Love, Annie Jo
Love, Annie Jo
After reading Peter Pollock’s most recent thought-provoking post, “I am NOT OKAY,” http://su.pr/1DSgQP I thought to myself: I have truly conquered those “real” feelings that Peter is experiencing at the moment.
With the help of many kind and loving human beings, thankfully, I don’t feel overwhelmed anymore by sadness and grief for the losses in my life. I have been amazed by the outreach from even total strangers that have kept reminding me to trust Jesus through the hard stuff. Not only did my estranged adoptive mother pass away from old age in early November of 2008, but on December 29, 2008, my long-time close friend died. On the anniversary of her death today, I can say with a confident smile, “I am okay.”
I feel blessed by a deep friendship that was indeed a gift of love. Here’s a fond memory I would love to share with all of you that I put on my blog at the first of last year. To each of you, thank you for showing you care and being a part of my journey!
Yesterday I was searching frantically for a fond memory from way back when I was only 15 years old. As I kept looking everywhere possible, I tried to reassure myself, “There is no way I would have tossed a book of prose written by my classmates.” Starting as a very young child, I had loved collecting poem books.
Before my close friend, Cathy’s recent death from a brutal cancer, she let me know that it was okay if I didn’t like her nickname for me and besides she said, “I haven’t been calling you Annie Jo for that long.”
Hearing the fragileness in her voice, I didn’t ask her for an explanation why she would even think that. Instead I said with certainty, “No, you are the only one who has ever called me “Annie Jo.” I even have proof where you left me a love note in one of my books when we were in high school. I still have it you know.”
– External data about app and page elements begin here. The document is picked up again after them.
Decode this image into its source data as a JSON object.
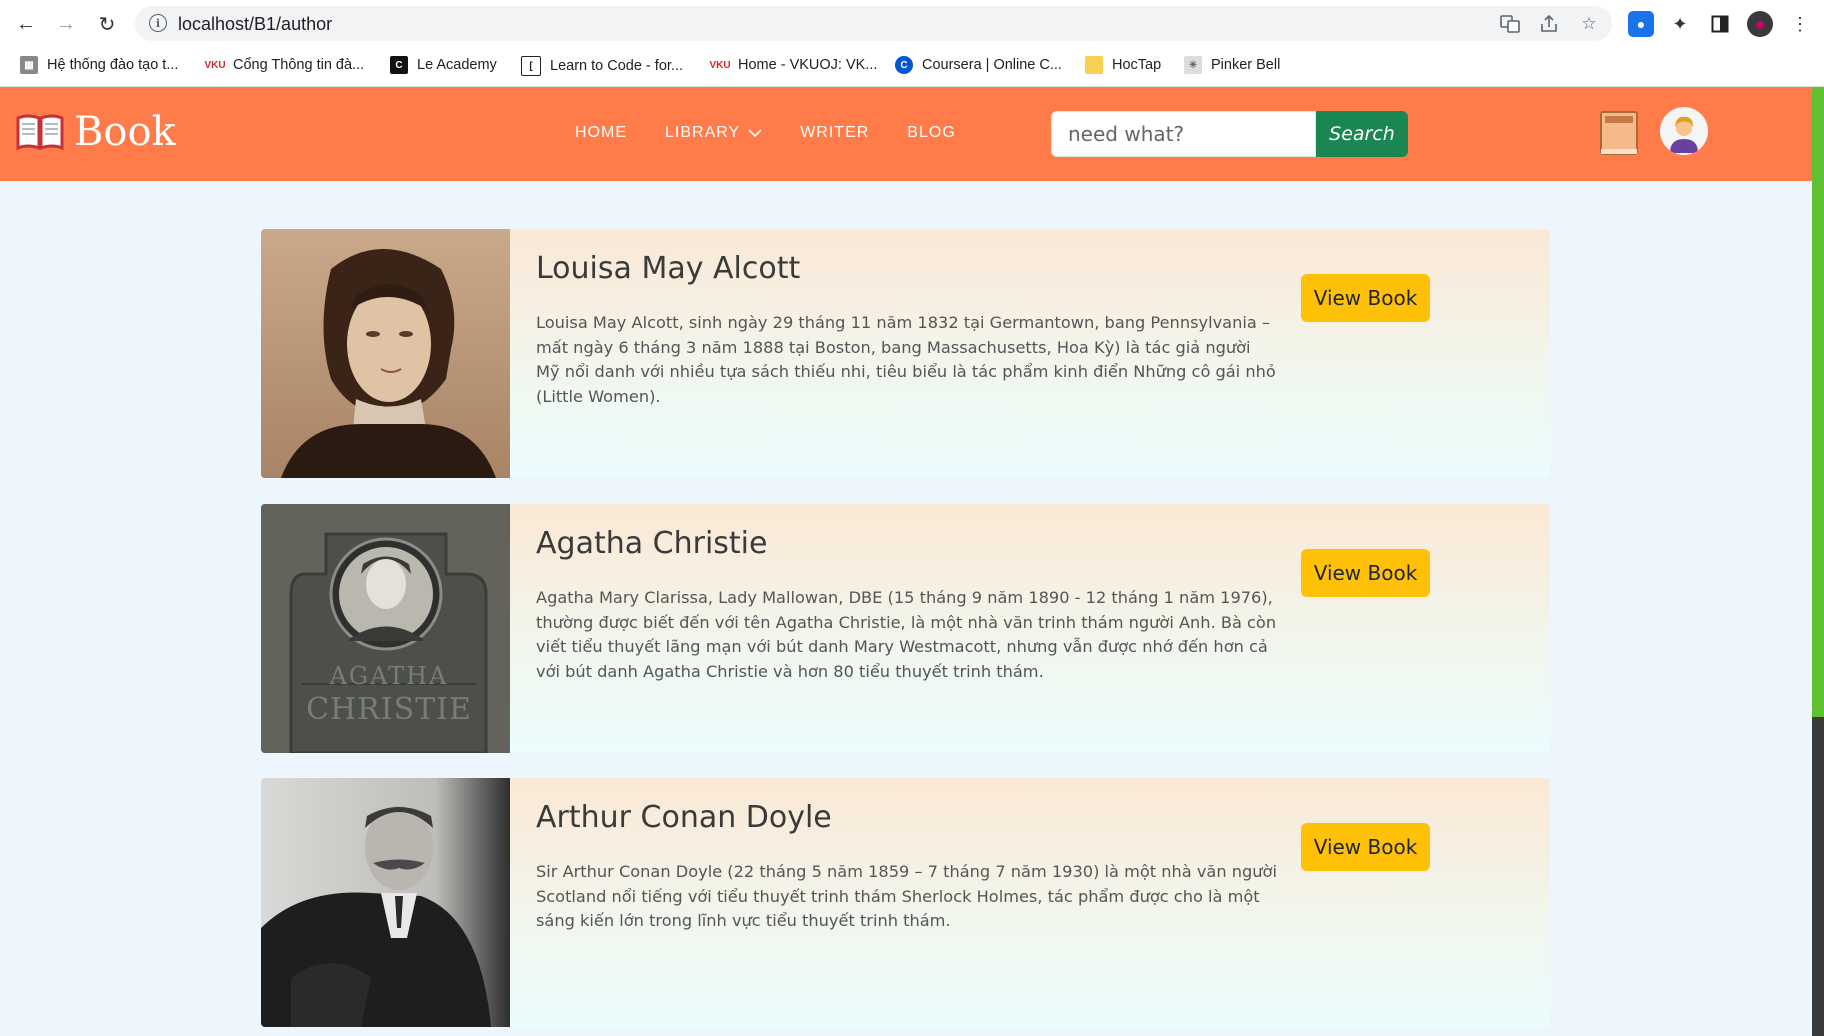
{
  "browser": {
    "url": "localhost/B1/author",
    "bookmarks": [
      {
        "label": "Hệ thống đào tạo t...",
        "icon": "training-system-icon"
      },
      {
        "label": "Cổng Thông tin đà...",
        "icon": "vku-icon"
      },
      {
        "label": "Le Academy",
        "icon": "le-academy-icon"
      },
      {
        "label": "Learn to Code - for...",
        "icon": "freecodecamp-icon"
      },
      {
        "label": "Home - VKUOJ: VK...",
        "icon": "vku-icon"
      },
      {
        "label": "Coursera | Online C...",
        "icon": "coursera-icon"
      },
      {
        "label": "HocTap",
        "icon": "folder-icon"
      },
      {
        "label": "Pinker Bell",
        "icon": "pinker-bell-icon"
      }
    ]
  },
  "header": {
    "logo_text": "Book",
    "nav": [
      {
        "label": "HOME"
      },
      {
        "label": "LIBRARY"
      },
      {
        "label": "WRITER"
      },
      {
        "label": "BLOG"
      }
    ],
    "search_placeholder": "need what?",
    "search_button": "Search"
  },
  "authors": [
    {
      "name": "Louisa May Alcott",
      "bio": "Louisa May Alcott, sinh ngày 29 tháng 11 năm 1832 tại Germantown, bang Pennsylvania – mất ngày 6 tháng 3 năm 1888 tại Boston, bang Massachusetts, Hoa Kỳ) là tác giả người Mỹ nổi danh với nhiều tựa sách thiếu nhi, tiêu biểu là tác phẩm kinh điển Những cô gái nhỏ (Little Women).",
      "button": "View Book"
    },
    {
      "name": "Agatha Christie",
      "bio": "Agatha Mary Clarissa, Lady Mallowan, DBE (15 tháng 9 năm 1890 - 12 tháng 1 năm 1976), thường được biết đến với tên Agatha Christie, là một nhà văn trinh thám người Anh. Bà còn viết tiểu thuyết lãng mạn với bút danh Mary Westmacott, nhưng vẫn được nhớ đến hơn cả với bút danh Agatha Christie và hơn 80 tiểu thuyết trinh thám.",
      "button": "View Book",
      "plaque_text": "AGATHA CHRISTIE"
    },
    {
      "name": "Arthur Conan Doyle",
      "bio": "Sir Arthur Conan Doyle (22 tháng 5 năm 1859 – 7 tháng 7 năm 1930) là một nhà văn người Scotland nổi tiếng với tiểu thuyết trinh thám Sherlock Holmes, tác phẩm được cho là một sáng kiến lớn trong lĩnh vực tiểu thuyết trinh thám.",
      "button": "View Book"
    }
  ]
}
Surprisingly, it wasn’t her gaunt body withering away from such a horrible disease that scared me, but rather I so much wanted to see that sparkle in her blue eyes once more, like a beautiful sunrise glistening on the gentle ripples of the clearest blue lake. In the same visit to say my last goodbye, I talked about how I had hoped to rent a movie that the two of us and her sister had seen together as teenagers. We both laughed as I mentioned the tear-jerker that I had been teased unmercifully for a long time after.
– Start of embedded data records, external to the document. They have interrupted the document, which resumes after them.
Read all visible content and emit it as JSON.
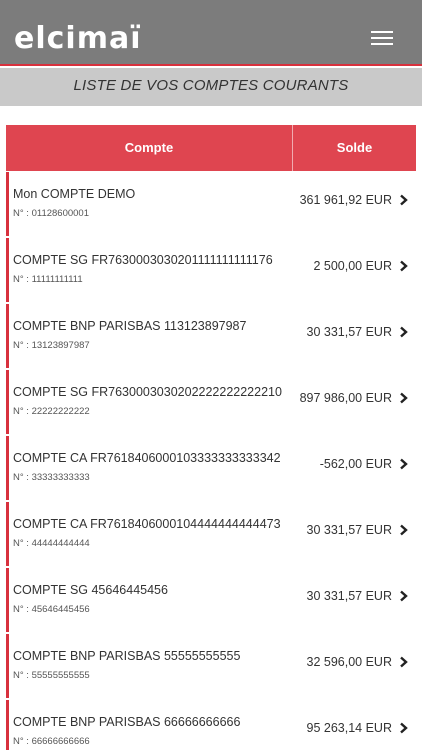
{
  "header": {
    "brand": "elcimaï",
    "menu_icon": "hamburger-menu-icon"
  },
  "page": {
    "title": "LISTE DE VOS COMPTES COURANTS"
  },
  "table": {
    "columns": [
      "Compte",
      "Solde"
    ],
    "rows": [
      {
        "name": "Mon COMPTE DEMO",
        "number": "N° : 01128600001",
        "balance": "361 961,92  EUR"
      },
      {
        "name": "COMPTE SG FR7630003030201111111111176",
        "number": "N° : 11111111111",
        "balance": "2 500,00  EUR"
      },
      {
        "name": "COMPTE BNP PARISBAS 113123897987",
        "number": "N° : 13123897987",
        "balance": "30 331,57  EUR"
      },
      {
        "name": "COMPTE SG FR7630003030202222222222210",
        "number": "N° : 22222222222",
        "balance": "897 986,00  EUR"
      },
      {
        "name": "COMPTE CA FR7618406000103333333333342",
        "number": "N° : 33333333333",
        "balance": "-562,00  EUR"
      },
      {
        "name": "COMPTE CA FR7618406000104444444444473",
        "number": "N° : 44444444444",
        "balance": "30 331,57  EUR"
      },
      {
        "name": "COMPTE SG 45646445456",
        "number": "N° : 45646445456",
        "balance": "30 331,57  EUR"
      },
      {
        "name": "COMPTE BNP PARISBAS 55555555555",
        "number": "N° : 55555555555",
        "balance": "32 596,00  EUR"
      },
      {
        "name": "COMPTE BNP PARISBAS 66666666666",
        "number": "N° : 66666666666",
        "balance": "95 263,14  EUR"
      }
    ]
  },
  "colors": {
    "topbar": "#7c7c7c",
    "accent": "#d8313d",
    "table_header": "#df4550",
    "subbar": "#c9c9c9"
  }
}
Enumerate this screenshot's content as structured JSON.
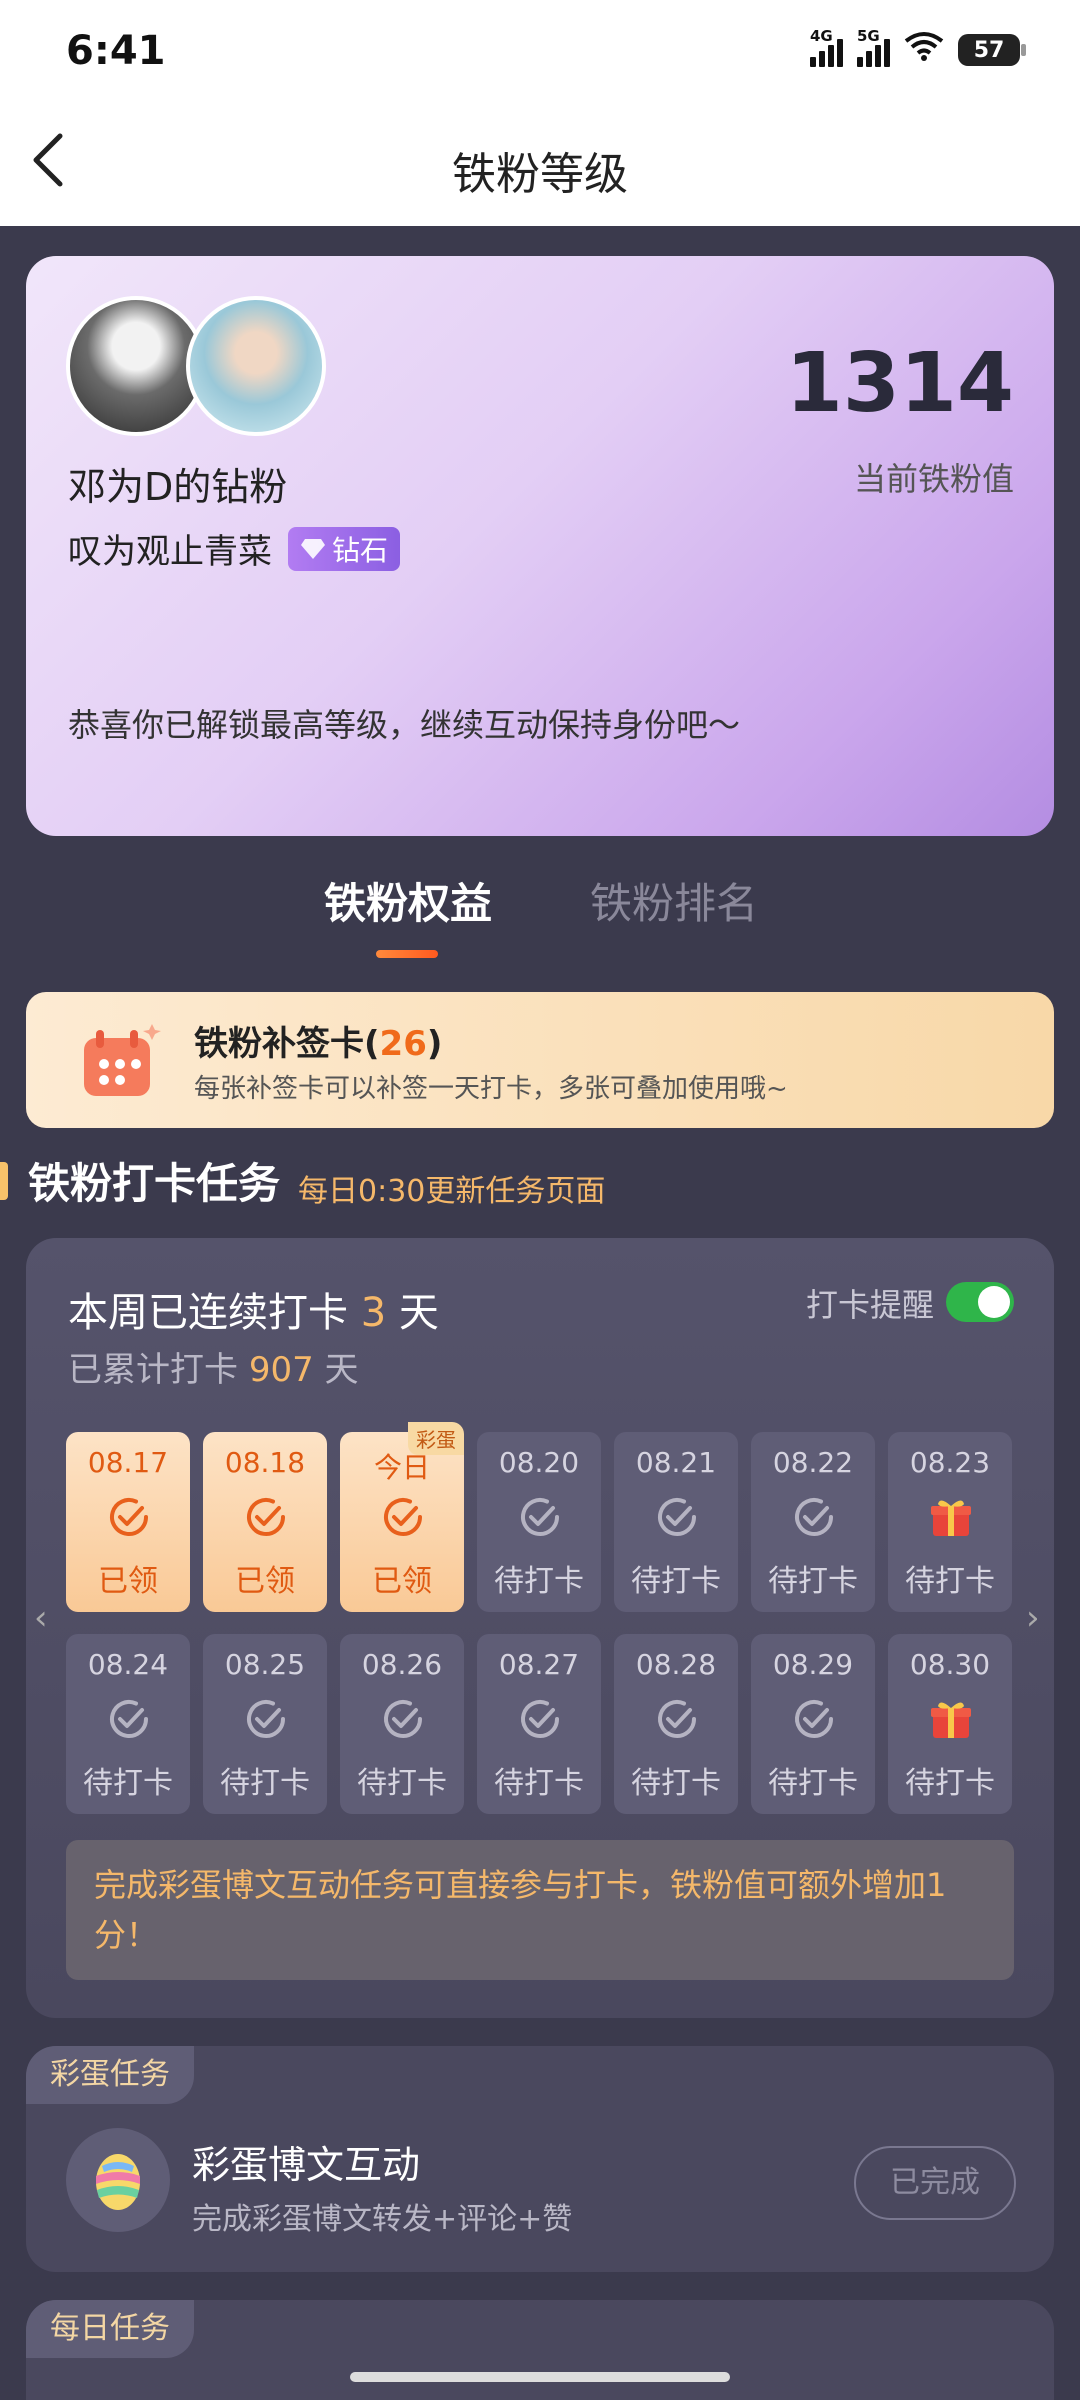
{
  "status_bar": {
    "time": "6:41",
    "net1": "4G",
    "net2": "5G",
    "battery": "57"
  },
  "header": {
    "title": "铁粉等级"
  },
  "profile": {
    "name": "邓为D的钻粉",
    "subtitle": "叹为观止青菜",
    "badge": "钻石",
    "score": "1314",
    "score_label": "当前铁粉值",
    "message": "恭喜你已解锁最高等级，继续互动保持身份吧～"
  },
  "tabs": [
    {
      "label": "铁粉权益",
      "active": true
    },
    {
      "label": "铁粉排名",
      "active": false
    }
  ],
  "card_banner": {
    "title": "铁粉补签卡(",
    "count": "26",
    "close": ")",
    "desc": "每张补签卡可以补签一天打卡，多张可叠加使用哦~"
  },
  "section": {
    "title": "铁粉打卡任务",
    "note": "每日0:30更新任务页面"
  },
  "checkin": {
    "streak_prefix": "本周已连续打卡 ",
    "streak_days": "3",
    "streak_suffix": " 天",
    "total_prefix": "已累计打卡 ",
    "total_days": "907",
    "total_suffix": " 天",
    "remind_label": "打卡提醒",
    "remind_on": true,
    "week1": [
      {
        "date": "08.17",
        "status": "已领",
        "state": "done"
      },
      {
        "date": "08.18",
        "status": "已领",
        "state": "done"
      },
      {
        "date": "今日",
        "status": "已领",
        "state": "done",
        "tag": "彩蛋"
      },
      {
        "date": "08.20",
        "status": "待打卡",
        "state": "pending"
      },
      {
        "date": "08.21",
        "status": "待打卡",
        "state": "pending"
      },
      {
        "date": "08.22",
        "status": "待打卡",
        "state": "pending"
      },
      {
        "date": "08.23",
        "status": "待打卡",
        "state": "gift"
      }
    ],
    "week2": [
      {
        "date": "08.24",
        "status": "待打卡",
        "state": "pending"
      },
      {
        "date": "08.25",
        "status": "待打卡",
        "state": "pending"
      },
      {
        "date": "08.26",
        "status": "待打卡",
        "state": "pending"
      },
      {
        "date": "08.27",
        "status": "待打卡",
        "state": "pending"
      },
      {
        "date": "08.28",
        "status": "待打卡",
        "state": "pending"
      },
      {
        "date": "08.29",
        "status": "待打卡",
        "state": "pending"
      },
      {
        "date": "08.30",
        "status": "待打卡",
        "state": "gift"
      }
    ],
    "tip": "完成彩蛋博文互动任务可直接参与打卡，铁粉值可额外增加1分！"
  },
  "egg_task": {
    "tag": "彩蛋任务",
    "title": "彩蛋博文互动",
    "desc": "完成彩蛋博文转发+评论+赞",
    "button": "已完成"
  },
  "daily_task": {
    "tag": "每日任务"
  },
  "colors": {
    "accent": "#f5b86a",
    "orange": "#f06a1a",
    "toggle_on": "#2fb54a"
  }
}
Seven weeks later my dear friend tragically passed away at only 56 years old.
I haven’t found that poem book yet, but I wanted her know that she had written this in my yearbook over 38 years ago on a page ironically titled, “IT’S OVER.”
Dear Sweet Sis, Annie Jo,
What a sweet, but sad page to write upon. Well, once we realize that it’s not over, but that instead it’s “forever,” we’ll both be better off, right?
BLEEP! Didn’t know yer Kookie sis’s at it again, did ya Pumpkin? Well, yelp! I’ll never forget Love Story, will you, soggy-eyes? Nooo Way.
Thank you for being.
Sisters are forever
I know that poem book will show up one of these days when I need a sweet reminder of your years of love and encouragement in my life. And oh yes, it’s okay if I cry when it truly has been a love story. I haven’t quite figured out how I want to honor “my cherished nickname” in your memory. Whatever I choose, I do know that “Sisters are forever.”
I loved you with my heart!
I am enjoying being a part of the Blog Carnival. This week’s theme is Love. Please go to Bridget Chumbley’s site to read other blog entries and/or to join.